Furthermore, in urban areas utilities often forego the use of SEF Reclosing and simply set it to a single shot to lockout. This is due to the likelihood of SEF being triggered by conductors lying on the ground, and this risk is of course much higher in an urban environment.

There is not much use in reclosing on SEF in an urban environment when the suspected reason would be a cable on the ground. Now, if wildfire risk is even a consideration, it would be best to follow the published ‘Energy Safe’ guidelines, which indicate that Reclosing should be turned off when the fire risk is high. The industry guidelines advocate that reclosing makes sense: it must simply not be used on high fire risk days. No form of reclosing would mitigate this risk and single shot tripping would be the most appropriate protection technique during this period.

“Auto-reclosing is one of the earliest forms of Distribution Network Automation,” reports NOJA Power Group managing director Neil O’Sullivan. “Even in today’s extensively automated smart grids, auto-reclosing is still one of the most effective forms of automation an electricity utility can deploy today.” In summary, the principles behind configuring auto reclosing and the associated timing arises from the practicality of running a distribution network. While every situation has its unique merits making ‘cookie cutter’ standard settings difficult, with a little forethought and field experience it is possible to achieve significant reliability and economic advantages with some fairly simple settings. ESI

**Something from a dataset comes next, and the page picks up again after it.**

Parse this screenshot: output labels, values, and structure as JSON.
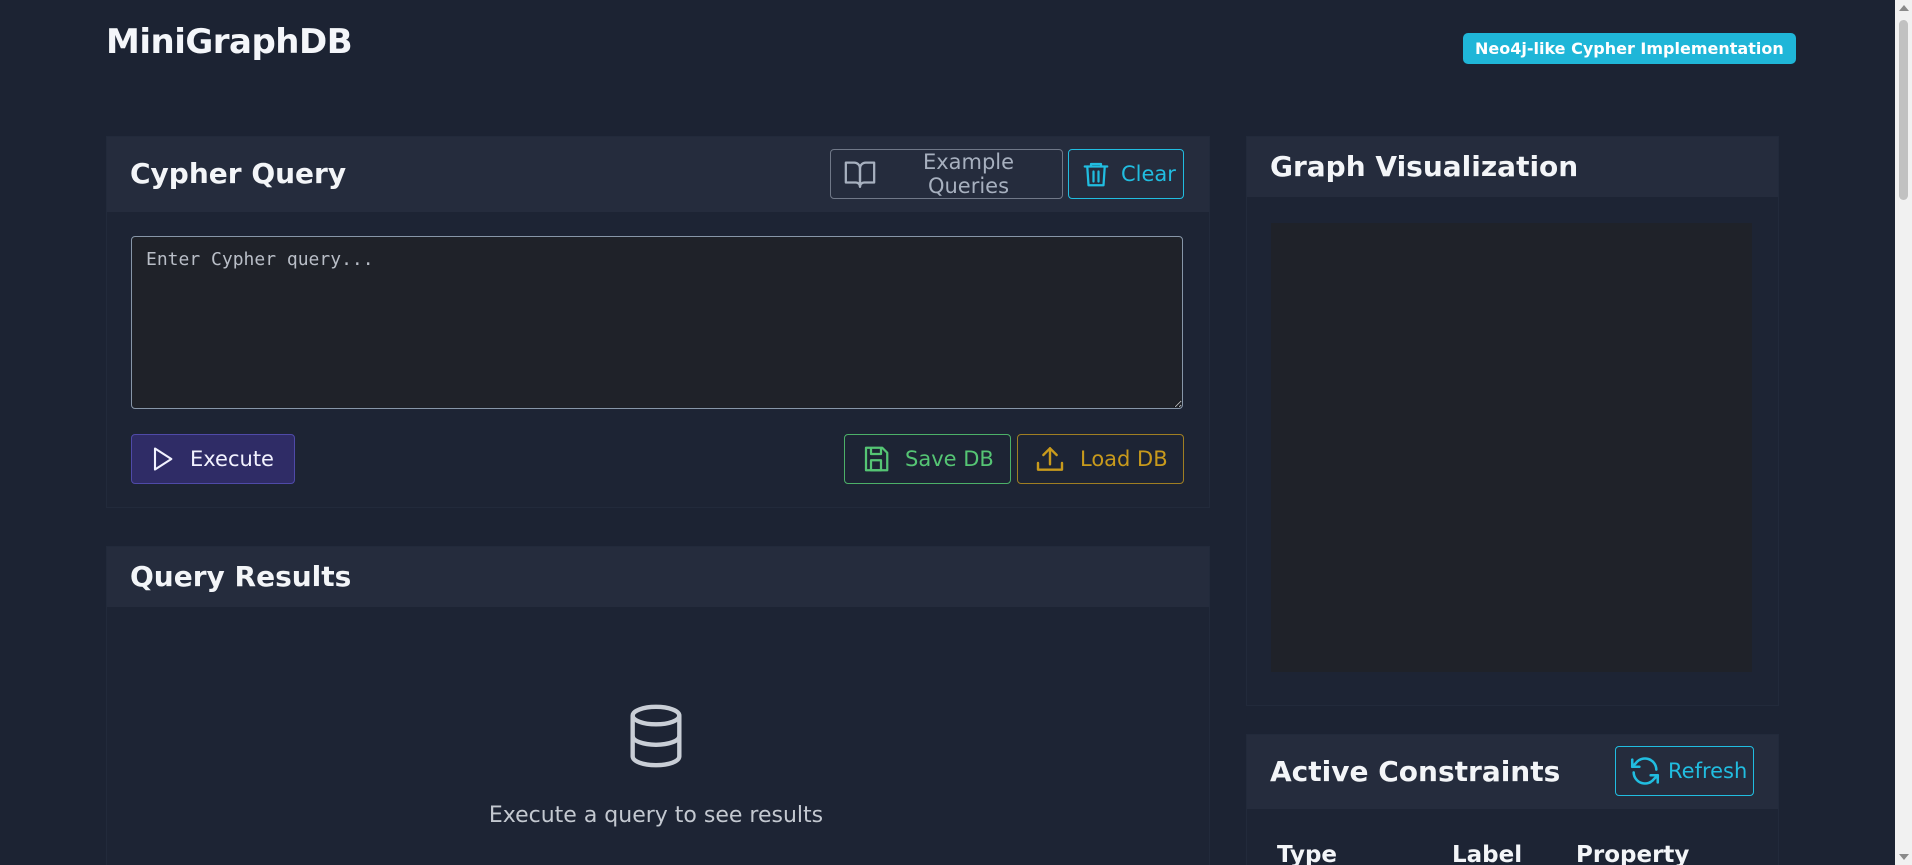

About the company

If you wish to comment on or have unanswered questions about this recloser rationale, you are encouraged to give the team at NOJA Power a call. NOJA Power has been manufacturing Automatic Circuit Reclosers for many years and is armed with decades of experience in outdoor circuit breakers. The team will be delighted to share some of their experience to assist you in achieving a safer and more reliable distribution network for yourself and your customers.

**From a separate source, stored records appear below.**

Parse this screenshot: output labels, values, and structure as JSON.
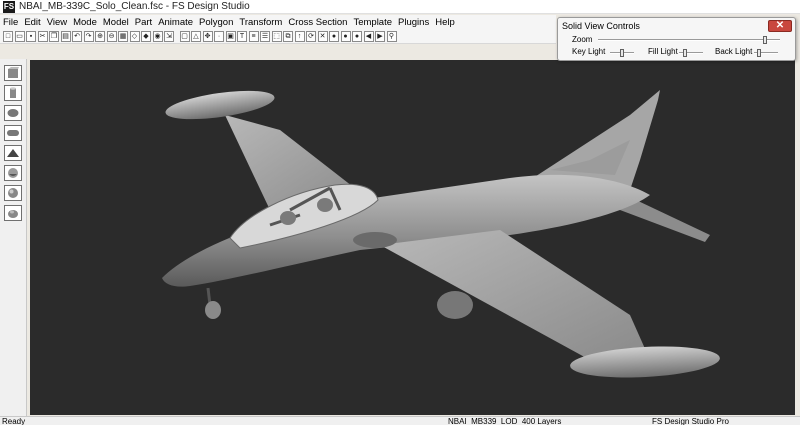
{
  "window": {
    "icon_label": "FS",
    "title": "NBAI_MB-339C_Solo_Clean.fsc - FS Design Studio"
  },
  "menu": [
    "File",
    "Edit",
    "View",
    "Mode",
    "Model",
    "Part",
    "Animate",
    "Polygon",
    "Transform",
    "Cross Section",
    "Template",
    "Plugins",
    "Help"
  ],
  "toolbar": {
    "buttons": [
      {
        "name": "new-file-icon",
        "glyph": "□"
      },
      {
        "name": "open-file-icon",
        "glyph": "▭"
      },
      {
        "name": "save-icon",
        "glyph": "▪"
      },
      {
        "name": "cut-icon",
        "glyph": "✂"
      },
      {
        "name": "copy-icon",
        "glyph": "❐"
      },
      {
        "name": "paste-icon",
        "glyph": "▤"
      },
      {
        "name": "undo-icon",
        "glyph": "↶"
      },
      {
        "name": "redo-icon",
        "glyph": "↷"
      },
      {
        "name": "zoom-in-icon",
        "glyph": "⊕"
      },
      {
        "name": "zoom-out-icon",
        "glyph": "⊖"
      },
      {
        "name": "grid-icon",
        "glyph": "▦"
      },
      {
        "name": "wireframe-icon",
        "glyph": "◇"
      },
      {
        "name": "solid-view-icon",
        "glyph": "◆"
      },
      {
        "name": "camera-icon",
        "glyph": "◉"
      },
      {
        "name": "export-icon",
        "glyph": "⇲"
      }
    ],
    "buttons2": [
      {
        "name": "select-icon",
        "glyph": "▢"
      },
      {
        "name": "triangle-icon",
        "glyph": "△"
      },
      {
        "name": "move-icon",
        "glyph": "✥"
      },
      {
        "name": "point-icon",
        "glyph": "·"
      },
      {
        "name": "scale-icon",
        "glyph": "▣"
      },
      {
        "name": "text-icon",
        "glyph": "T"
      },
      {
        "name": "list-icon",
        "glyph": "≡"
      },
      {
        "name": "align-icon",
        "glyph": "☰"
      },
      {
        "name": "frame-icon",
        "glyph": "⬚"
      },
      {
        "name": "group-icon",
        "glyph": "⧉"
      },
      {
        "name": "arrow-up-icon",
        "glyph": "↑"
      },
      {
        "name": "rotate-icon",
        "glyph": "⟳"
      },
      {
        "name": "delete-icon",
        "glyph": "✕"
      },
      {
        "name": "material-red-icon",
        "glyph": "●"
      },
      {
        "name": "material-green-icon",
        "glyph": "●"
      },
      {
        "name": "texture-icon",
        "glyph": "●"
      },
      {
        "name": "play-back-icon",
        "glyph": "◀"
      },
      {
        "name": "play-forward-icon",
        "glyph": "▶"
      },
      {
        "name": "binoculars-icon",
        "glyph": "⚲"
      }
    ]
  },
  "solid_view_controls": {
    "title": "Solid View Controls",
    "close_glyph": "✕",
    "zoom_label": "Zoom",
    "key_light_label": "Key Light",
    "fill_light_label": "Fill Light",
    "back_light_label": "Back Light",
    "zoom_level": 0.92,
    "key_light_level": 0.5,
    "fill_light_level": 0.25,
    "back_light_level": 0.2
  },
  "status": {
    "ready": "Ready",
    "model": "NBAI_MB339_LOD_400 Layers",
    "app": "FS Design Studio Pro"
  },
  "colors": {
    "viewport_bg": "#2b2b2b",
    "model_body": "#9a9a9a",
    "close_button": "#c9473e"
  }
}
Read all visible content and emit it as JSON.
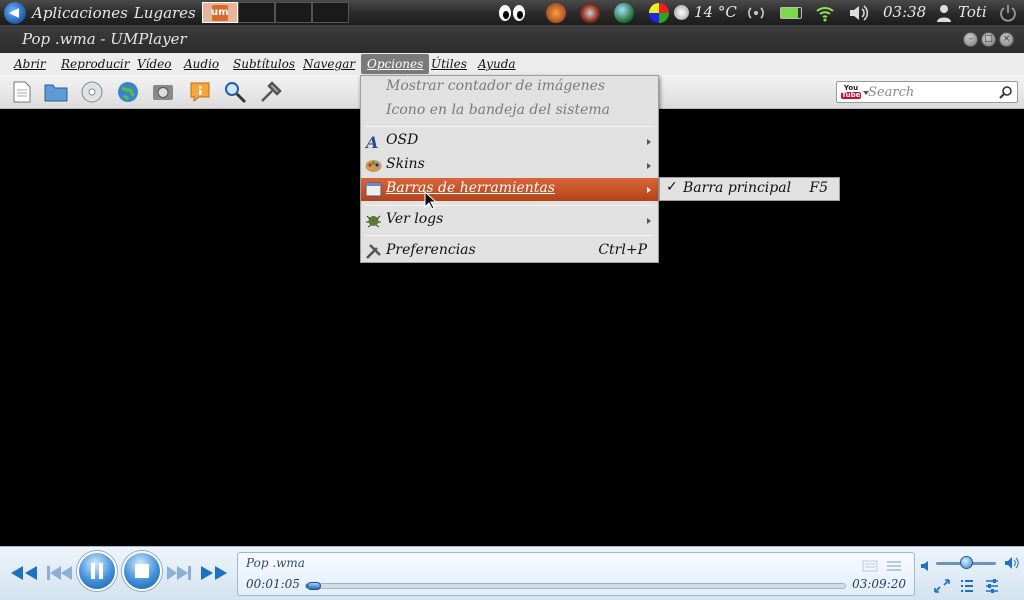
{
  "top_panel": {
    "applications": "Aplicaciones",
    "places": "Lugares",
    "task_label": "um",
    "temperature": "14 °C",
    "clock": "03:38",
    "user": "Toti"
  },
  "window": {
    "title": "Pop .wma - UMPlayer",
    "minimize": "–",
    "maximize": "□",
    "close": "×"
  },
  "menubar": {
    "items": [
      "Abrir",
      "Reproducir",
      "Vídeo",
      "Audio",
      "Subtítulos",
      "Navegar",
      "Opciones",
      "Útiles",
      "Ayuda"
    ],
    "open_item": "Opciones"
  },
  "toolbar": {
    "buttons": [
      "file-icon",
      "folder-icon",
      "disc-icon",
      "globe-icon",
      "screenshot-icon",
      "info-icon",
      "zoom-icon",
      "preferences-icon"
    ],
    "search_placeholder": "Search",
    "search_provider": "You Tube"
  },
  "options_menu": {
    "items": [
      {
        "label": "Mostrar contador de imágenes",
        "disabled": true
      },
      {
        "label": "Icono en la bandeja del sistema",
        "disabled": true
      },
      {
        "label": "OSD",
        "submenu": true
      },
      {
        "label": "Skins",
        "submenu": true
      },
      {
        "label": "Barras de herramientas",
        "submenu": true,
        "highlighted": true
      },
      {
        "label": "Ver logs",
        "submenu": true
      },
      {
        "label": "Preferencias",
        "shortcut": "Ctrl+P"
      }
    ]
  },
  "toolbars_submenu": {
    "items": [
      {
        "label": "Barra principal",
        "checked": true,
        "shortcut": "F5"
      }
    ]
  },
  "player": {
    "track_title": "Pop .wma",
    "time_current": "00:01:05",
    "time_total": "03:09:20",
    "progress_fraction": 0.006,
    "volume_fraction": 0.5
  },
  "colors": {
    "menu_highlight": "#c4522a",
    "control_accent": "#3f8fd8"
  }
}
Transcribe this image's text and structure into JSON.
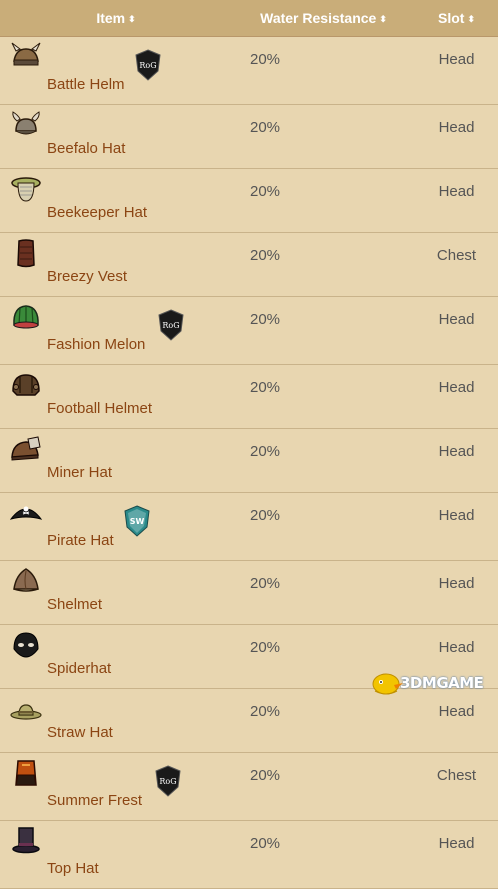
{
  "header": {
    "item": "Item",
    "water_resistance": "Water Resistance",
    "slot": "Slot",
    "sort_glyph": "⬍"
  },
  "colors": {
    "header_bg": "#c9ad79",
    "row_bg": "#e8d6b0",
    "link": "#8b4513",
    "text": "#555555"
  },
  "rows": [
    {
      "name": "Battle Helm",
      "icon": "battle-helm-icon",
      "badge": "RoG",
      "value": "20%",
      "slot": "Head"
    },
    {
      "name": "Beefalo Hat",
      "icon": "beefalo-hat-icon",
      "badge": null,
      "value": "20%",
      "slot": "Head"
    },
    {
      "name": "Beekeeper Hat",
      "icon": "beekeeper-hat-icon",
      "badge": null,
      "value": "20%",
      "slot": "Head"
    },
    {
      "name": "Breezy Vest",
      "icon": "breezy-vest-icon",
      "badge": null,
      "value": "20%",
      "slot": "Chest"
    },
    {
      "name": "Fashion Melon",
      "icon": "fashion-melon-icon",
      "badge": "RoG",
      "value": "20%",
      "slot": "Head"
    },
    {
      "name": "Football Helmet",
      "icon": "football-helmet-icon",
      "badge": null,
      "value": "20%",
      "slot": "Head"
    },
    {
      "name": "Miner Hat",
      "icon": "miner-hat-icon",
      "badge": null,
      "value": "20%",
      "slot": "Head"
    },
    {
      "name": "Pirate Hat",
      "icon": "pirate-hat-icon",
      "badge": "SW",
      "value": "20%",
      "slot": "Head"
    },
    {
      "name": "Shelmet",
      "icon": "shelmet-icon",
      "badge": null,
      "value": "20%",
      "slot": "Head"
    },
    {
      "name": "Spiderhat",
      "icon": "spiderhat-icon",
      "badge": null,
      "value": "20%",
      "slot": "Head"
    },
    {
      "name": "Straw Hat",
      "icon": "straw-hat-icon",
      "badge": null,
      "value": "20%",
      "slot": "Head"
    },
    {
      "name": "Summer Frest",
      "icon": "summer-frest-icon",
      "badge": "RoG",
      "value": "20%",
      "slot": "Chest"
    },
    {
      "name": "Top Hat",
      "icon": "top-hat-icon",
      "badge": null,
      "value": "20%",
      "slot": "Head"
    }
  ],
  "watermark": {
    "text": "3DMGAME"
  }
}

www.nojapower.com.au | sales@nojapower.com.au | @nojapower

This article first appeared in ESI-Africa Edition 1, 2019. You can read the magazine's articles here or subscribe here to receive a print copy.

About the company

If you wish to comment on or have unanswered questions about this recloser rationale, you are encouraged to give the team at NOJA Power a call. NOJA Power has been manufacturing Automatic Circuit Reclosers for many years and is armed with decades of experience in outdoor circuit breakers. The team will be delighted to share some of their experience to assist you in achieving a safer and more reliable distribution network for yourself and your customers.

www.nojapower.com.au